Others have proposed using only polyethylene terephthalate (PET) and other already recycled plastics. PET is grade one on the table of resin codes, the system that is used to identify plastic composition in products, and the easiest type for recycling plants to process. The argument goes that the more businesses use these plastics, the more efficient the entire recycling process becomes, which in turn diverts refuse from landfill. While this would reduce the UK's processing bottleneck, it would require considerable effort to disseminate this information to the general public, and more still to get everyone fully on board. It is also difficult to implement this change under current rules. A reduction in consumption rates would therefore seem more effective until better legislation is put in place.
Perhaps the most practical solution, then, is greater collaboration and education. Partnering with suppliers that share similar aspirations in terms of sustainability will help to shift the behaviour that is a large part of why there is so much plastic in the environment. FM service provider Churchill, for example, has been working with its janitorial distributor to develop sustainable packaging for some of its most popular products. This move will see 60,000 single-use plastic items removed from operation, a figure expected to increase as more products are replaced. The company has also partnered with marine conservation charity Surfers Against Sewage to educate staff and partners about the wider-reaching damage that the existing throwaway culture is having on the environment.
Moves like this will not solve our problem with plastic; neither can facilities management be asked to take sole responsibility.
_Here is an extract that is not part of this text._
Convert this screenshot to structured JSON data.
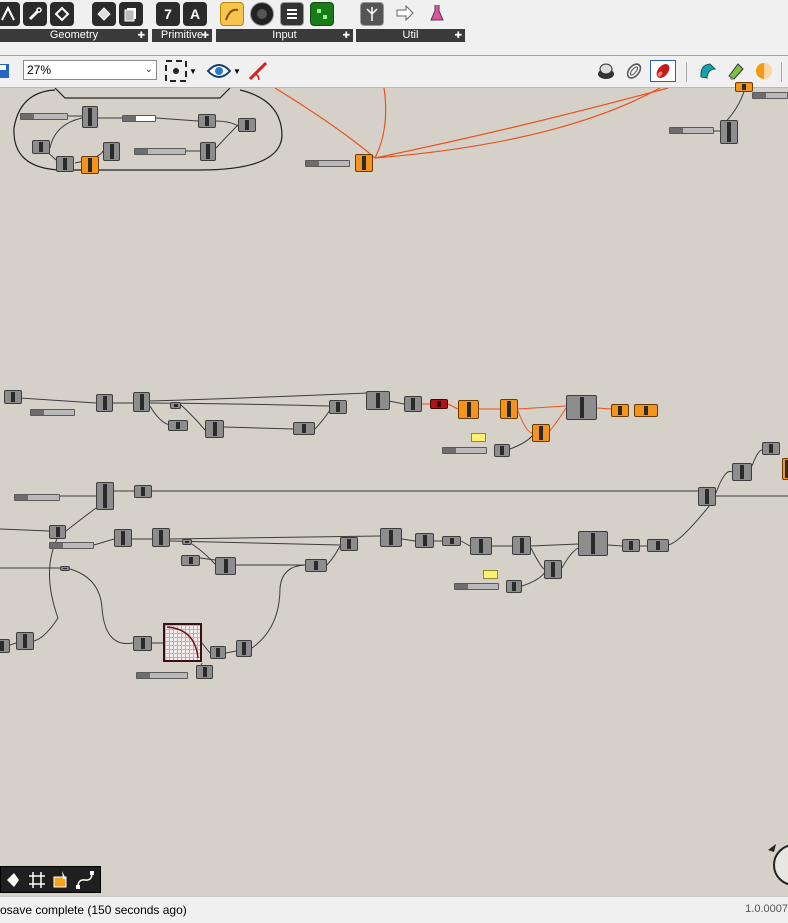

It does, however, have the power to instigate sustainable changes that will over time turn off the plastic tap. Our addiction to plastic is powerful – though not unbreakable, if we adopt an intelligent strategy and sense of collective responsibility.
Antony Law is managing director of Churchill and vice-president of IFMA UK firstname.lastname@example.org
Related competencies include: Sustainability